» Problem requirements:
Please copy out every line of the listing below in which the word "true" appears.

*** Records provided ***

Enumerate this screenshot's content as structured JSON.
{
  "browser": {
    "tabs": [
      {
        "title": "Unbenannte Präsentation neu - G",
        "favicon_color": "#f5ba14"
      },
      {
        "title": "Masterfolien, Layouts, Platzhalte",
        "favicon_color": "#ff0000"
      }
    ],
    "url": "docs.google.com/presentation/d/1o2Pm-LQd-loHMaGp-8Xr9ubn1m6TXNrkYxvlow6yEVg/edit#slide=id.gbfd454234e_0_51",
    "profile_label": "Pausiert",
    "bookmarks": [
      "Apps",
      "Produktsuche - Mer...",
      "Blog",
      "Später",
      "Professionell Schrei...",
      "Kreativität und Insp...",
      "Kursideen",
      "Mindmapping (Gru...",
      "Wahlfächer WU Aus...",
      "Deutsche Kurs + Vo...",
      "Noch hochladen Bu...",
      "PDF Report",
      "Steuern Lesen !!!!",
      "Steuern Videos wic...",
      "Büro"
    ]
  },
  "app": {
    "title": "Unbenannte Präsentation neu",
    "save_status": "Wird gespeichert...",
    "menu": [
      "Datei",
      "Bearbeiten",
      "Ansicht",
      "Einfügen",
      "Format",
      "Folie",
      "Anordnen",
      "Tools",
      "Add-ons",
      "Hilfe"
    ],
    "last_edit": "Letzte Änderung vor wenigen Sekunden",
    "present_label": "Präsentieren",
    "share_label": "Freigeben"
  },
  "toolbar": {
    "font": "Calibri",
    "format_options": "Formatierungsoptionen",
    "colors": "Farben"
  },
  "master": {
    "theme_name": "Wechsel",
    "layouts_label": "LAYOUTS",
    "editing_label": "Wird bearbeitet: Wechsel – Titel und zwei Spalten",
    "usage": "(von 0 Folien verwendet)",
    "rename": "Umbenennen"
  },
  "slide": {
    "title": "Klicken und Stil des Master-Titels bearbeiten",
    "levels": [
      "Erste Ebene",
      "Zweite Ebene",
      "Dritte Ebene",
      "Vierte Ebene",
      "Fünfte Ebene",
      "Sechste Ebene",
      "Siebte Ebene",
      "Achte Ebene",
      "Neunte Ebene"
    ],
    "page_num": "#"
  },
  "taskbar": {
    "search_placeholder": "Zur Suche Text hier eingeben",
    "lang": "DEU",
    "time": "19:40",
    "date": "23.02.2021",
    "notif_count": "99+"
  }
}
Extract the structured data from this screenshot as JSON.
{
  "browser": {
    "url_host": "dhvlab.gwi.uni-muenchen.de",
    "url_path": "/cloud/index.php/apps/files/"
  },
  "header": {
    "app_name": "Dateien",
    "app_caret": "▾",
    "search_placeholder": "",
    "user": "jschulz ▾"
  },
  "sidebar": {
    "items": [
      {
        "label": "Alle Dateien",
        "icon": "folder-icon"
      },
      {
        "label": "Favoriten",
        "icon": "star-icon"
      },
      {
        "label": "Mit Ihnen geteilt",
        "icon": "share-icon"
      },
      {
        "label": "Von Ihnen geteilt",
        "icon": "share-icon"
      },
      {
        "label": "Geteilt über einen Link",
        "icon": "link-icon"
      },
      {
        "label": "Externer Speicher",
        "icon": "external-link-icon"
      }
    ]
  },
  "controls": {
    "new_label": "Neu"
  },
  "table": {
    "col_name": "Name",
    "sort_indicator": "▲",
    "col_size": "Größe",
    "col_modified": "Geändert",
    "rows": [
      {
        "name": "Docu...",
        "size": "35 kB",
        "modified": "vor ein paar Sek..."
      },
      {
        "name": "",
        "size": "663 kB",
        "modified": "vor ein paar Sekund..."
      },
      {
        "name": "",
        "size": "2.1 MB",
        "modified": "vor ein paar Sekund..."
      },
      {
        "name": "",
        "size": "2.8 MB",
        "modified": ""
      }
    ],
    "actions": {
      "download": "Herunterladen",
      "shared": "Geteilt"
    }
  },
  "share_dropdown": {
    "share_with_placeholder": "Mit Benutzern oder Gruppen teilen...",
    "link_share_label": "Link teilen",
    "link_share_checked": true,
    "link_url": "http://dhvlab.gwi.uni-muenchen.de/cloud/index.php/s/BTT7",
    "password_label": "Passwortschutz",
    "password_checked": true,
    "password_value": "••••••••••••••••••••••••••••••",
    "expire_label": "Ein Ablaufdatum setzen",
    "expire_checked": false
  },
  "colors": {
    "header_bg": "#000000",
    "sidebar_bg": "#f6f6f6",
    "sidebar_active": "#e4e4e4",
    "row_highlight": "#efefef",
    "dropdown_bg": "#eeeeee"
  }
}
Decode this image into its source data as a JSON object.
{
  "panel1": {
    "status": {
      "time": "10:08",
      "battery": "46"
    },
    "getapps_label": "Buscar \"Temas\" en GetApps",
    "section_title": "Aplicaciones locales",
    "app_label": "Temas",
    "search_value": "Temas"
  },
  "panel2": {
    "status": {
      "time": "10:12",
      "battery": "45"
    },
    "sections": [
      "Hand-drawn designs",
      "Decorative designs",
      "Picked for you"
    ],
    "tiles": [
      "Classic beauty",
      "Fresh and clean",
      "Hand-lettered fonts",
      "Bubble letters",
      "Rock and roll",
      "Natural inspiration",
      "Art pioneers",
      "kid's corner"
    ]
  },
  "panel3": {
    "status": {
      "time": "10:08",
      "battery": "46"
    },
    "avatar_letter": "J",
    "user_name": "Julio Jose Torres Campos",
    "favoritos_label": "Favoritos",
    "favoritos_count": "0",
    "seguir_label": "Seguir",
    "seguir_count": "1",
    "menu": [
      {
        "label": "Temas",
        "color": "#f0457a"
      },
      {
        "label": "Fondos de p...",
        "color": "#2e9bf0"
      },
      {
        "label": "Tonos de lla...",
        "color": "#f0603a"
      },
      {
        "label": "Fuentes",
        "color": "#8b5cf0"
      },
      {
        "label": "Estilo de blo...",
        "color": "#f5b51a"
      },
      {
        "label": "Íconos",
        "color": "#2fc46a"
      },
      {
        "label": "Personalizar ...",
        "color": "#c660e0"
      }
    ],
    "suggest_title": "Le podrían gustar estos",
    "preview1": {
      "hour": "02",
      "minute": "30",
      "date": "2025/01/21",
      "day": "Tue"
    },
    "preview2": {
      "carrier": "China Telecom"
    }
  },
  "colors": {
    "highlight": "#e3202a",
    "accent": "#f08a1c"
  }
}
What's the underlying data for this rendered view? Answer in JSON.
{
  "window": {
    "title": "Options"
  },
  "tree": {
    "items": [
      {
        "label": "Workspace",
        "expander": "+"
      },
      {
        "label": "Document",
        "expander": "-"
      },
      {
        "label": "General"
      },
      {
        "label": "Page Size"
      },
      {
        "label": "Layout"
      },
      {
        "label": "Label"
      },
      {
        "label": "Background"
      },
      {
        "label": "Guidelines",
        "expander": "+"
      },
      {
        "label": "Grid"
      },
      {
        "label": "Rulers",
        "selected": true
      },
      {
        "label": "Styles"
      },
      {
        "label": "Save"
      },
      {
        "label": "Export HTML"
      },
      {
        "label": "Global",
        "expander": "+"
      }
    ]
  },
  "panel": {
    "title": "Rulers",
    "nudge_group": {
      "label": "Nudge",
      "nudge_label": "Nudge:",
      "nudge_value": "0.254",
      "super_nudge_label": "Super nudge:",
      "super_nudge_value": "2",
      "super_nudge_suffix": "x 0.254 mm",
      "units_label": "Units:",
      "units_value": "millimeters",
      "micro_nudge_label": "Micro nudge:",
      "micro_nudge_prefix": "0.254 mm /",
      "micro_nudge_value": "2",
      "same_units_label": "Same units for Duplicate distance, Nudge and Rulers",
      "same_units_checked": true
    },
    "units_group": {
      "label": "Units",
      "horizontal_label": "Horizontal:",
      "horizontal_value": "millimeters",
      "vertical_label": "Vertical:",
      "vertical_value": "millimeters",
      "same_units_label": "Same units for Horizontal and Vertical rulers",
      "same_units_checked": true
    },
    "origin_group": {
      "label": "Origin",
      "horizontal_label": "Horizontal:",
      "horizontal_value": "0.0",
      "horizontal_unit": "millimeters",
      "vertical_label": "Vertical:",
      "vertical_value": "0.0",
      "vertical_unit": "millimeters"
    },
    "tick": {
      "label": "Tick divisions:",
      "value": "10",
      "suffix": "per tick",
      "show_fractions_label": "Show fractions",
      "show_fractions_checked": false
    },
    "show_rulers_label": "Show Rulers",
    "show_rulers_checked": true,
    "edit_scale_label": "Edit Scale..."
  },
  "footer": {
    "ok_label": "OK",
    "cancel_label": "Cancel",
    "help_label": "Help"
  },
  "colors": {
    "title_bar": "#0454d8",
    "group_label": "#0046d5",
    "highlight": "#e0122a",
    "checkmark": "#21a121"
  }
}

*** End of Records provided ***

» Exercise answer:
    "link_share_checked": true,
    "password_checked": true,
        "selected": true
      "same_units_checked": true
      "same_units_checked": true
    "show_rulers_checked": true,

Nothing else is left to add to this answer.